Ensuring that persons with disabilities have access to education: A regional responsibility

by Joseph Wangija, Guest Contributor

On the 9th of August, 1965, Singapore’s founding father Lee Kuan Yew was devastated after realising that the merger between Malaysia and Singapore had come to an abrupt end after only two years. Singapore had few natural resources and its prospects did not look promising. One of the few available viable resources was a dilapidated seaport. The residents lacked not just economic resources, but a shared history. Despite those bleak prospects, Lee discovered that economic development could not be attained without human development.To achieve human development, however, educational reforms were a necessary prerequisite. As such, Lee Kuan Yew embarked on educational reforms. Today, with a GDP per capita of US$56,319, Singapore is a developed country (UNESCO, 2009).

Breaking the silence of child sexual abuse in the Caribbean: A community-based action research intervention

By Sandra D. Reid, Rhoda Reddock and Tisha Nickenig

Child sexual abuse (CSA) is prevalent in the Caribbean. In a survey of 15,695 students 10 to 18 years old, Halcon and colleagues (2003) found that 34.1% of children in 9 Caribbean countries were sexually active. Of these, 92.3% had their first sexual intercourse before the age of 16 years, 42.8% before the age of 10 years, and by age 16 to 18 years, 32.5% of males and 9.9% of females had more than 5 sexual partners. Most alarming, however, is that 47.6% of females and 31.9% of males described their first intercourse as forced or somewhat coerced and attributed blame to family members or persons known to their family.

Pre-school teachers make a difference by engaging in tough conversations on social issues that affect young children and their families (Part Two)

By Lesleann Whiteman

[This is Part Two of the article Pre-school Teachers Make a Difference by Engaging in Tough Conversations on Social Issues that Affect Young Children and Their Families. To read Part One, please click here.]

Supporting Parents: Interactive Workshops

Based on the theoretical and philosophical underpinnings previously discussed on the significance of creating genuine parent-teacher relationships in the best interest of young children’s developmental outcomes, I have always taken into consideration the well-being of children and families who may be challenged to provide healthy snacks and lunches for their children. Due to the mutual trust and respect between the families and myself, some of the parents felt comfortable confiding in me when they were unable to provide a healthy snack/lunch for their child and in such cases I used the following strategies:

Pre-school teachers make a difference by engaging in tough conversations on social issues that affect young children and their families (Part One)

by Lesleann Whiteman

As a trained pre-school teacher I was taught to adopt the philosophy: young children enter early childhood programmes with their families.

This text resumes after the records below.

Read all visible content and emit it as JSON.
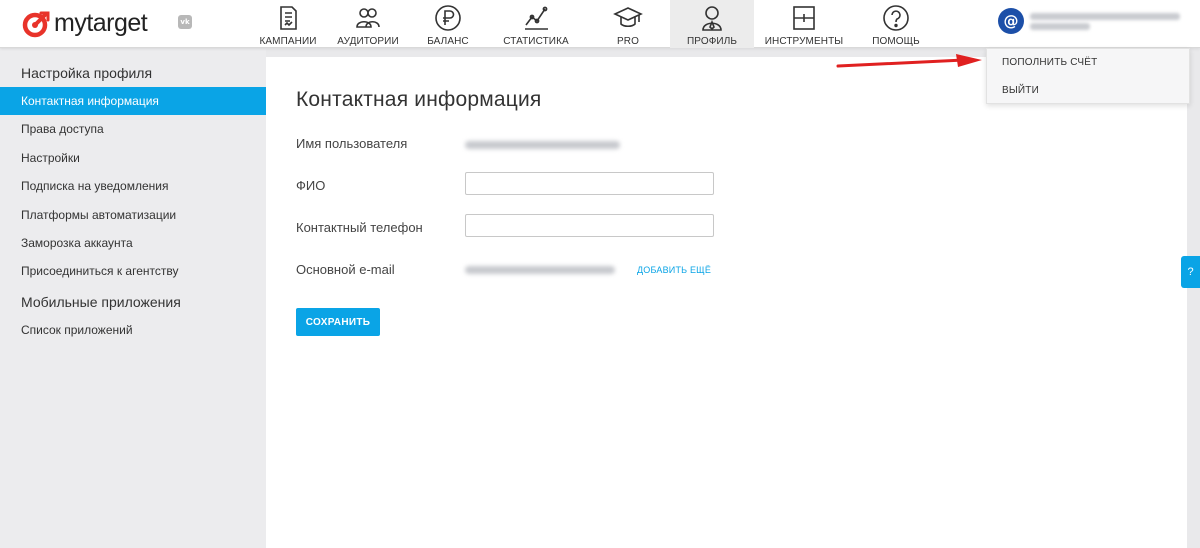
{
  "brand": {
    "name": "mytarget",
    "vk_badge": "vk",
    "accent": "#0aa4e6",
    "logo_red": "#e8332a"
  },
  "nav": [
    {
      "label": "КАМПАНИИ",
      "icon": "campaigns-icon"
    },
    {
      "label": "АУДИТОРИИ",
      "icon": "audiences-icon"
    },
    {
      "label": "БАЛАНС",
      "icon": "ruble-icon"
    },
    {
      "label": "СТАТИСТИКА",
      "icon": "statistics-icon"
    },
    {
      "label": "PRO",
      "icon": "graduation-cap-icon"
    },
    {
      "label": "ПРОФИЛЬ",
      "icon": "profile-icon",
      "active": true
    },
    {
      "label": "ИНСТРУМЕНТЫ",
      "icon": "tools-icon"
    },
    {
      "label": "ПОМОЩЬ",
      "icon": "help-icon"
    }
  ],
  "user": {
    "avatar_glyph": "@"
  },
  "dropdown": {
    "items": [
      "ПОПОЛНИТЬ СЧЁТ",
      "ВЫЙТИ"
    ]
  },
  "sidebar": {
    "section1": "Настройка профиля",
    "items1": [
      "Контактная информация",
      "Права доступа",
      "Настройки",
      "Подписка на уведомления",
      "Платформы автоматизации",
      "Заморозка аккаунта",
      "Присоединиться к агентству"
    ],
    "section2": "Мобильные приложения",
    "items2": [
      "Список приложений"
    ]
  },
  "main": {
    "title": "Контактная информация",
    "labels": {
      "username": "Имя пользователя",
      "fio": "ФИО",
      "phone": "Контактный телефон",
      "email": "Основной e-mail"
    },
    "fio_value": "",
    "phone_value": "",
    "add_more": "ДОБАВИТЬ ЕЩЁ",
    "save": "СОХРАНИТЬ"
  },
  "help_tab": "?"
}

If there were any social issues such as poverty, or life-style related diseases impacting the family, it would also impact upon the child’s holistic development. Therefore, I learned how to engage parents in tough conversations on societal issues by working in partnership with them, sometimes with the support of specific community organisations, to overcome issues such as poverty. In this article, I will share the practical strategies I used to address the societal issue of poverty or limited socio-economic resources encountered by some families and children. Hopefully, these strategies can be applied to other early childhood programmes within the Caribbean as early childhood professionals frequently work with children and families who are faced with societal issues that could sometimes impede children’s holistic development.  

The Early Childhood Care and Education Teacher - The unsung hero of society. By Patricia Bissessar

By Patricia Bissessar


None will dispute the fact that the move toward provision of pre-school education for all who require it in the Republic of Trinidad and Tobago is undoubtedly a profitable investment in our human capital formation. According to economist and Nobel Prize Winner Jack Heckman (2012), exposure to early childhood experiences in pre-school years are not only fundamental to the success of each child in life, but it is a cost-effective strategy for promoting the economic growth and stability of a country. Empirical evidence is also available from around the world to show that sufficient financial investments made in pre-school education can increase primary school readiness, lower repetition and dropout rates, reduce teenage pregnancy rates and decrease dependency on social welfare benefits (Lamy, 2013).

Play’s importance for children: Links to learning By Dr. James Johnson

By Dr. James Johnson

A current important issue facing educational professionals in the Caribbean region is how to improve the understanding of play and learning during the early years and how to apply this to enhance the quality of programs for young children (Logie, 2013).  The place of play is contested. One reason for opposing play in early education is the ambiguity that often surrounds the term ‘play’.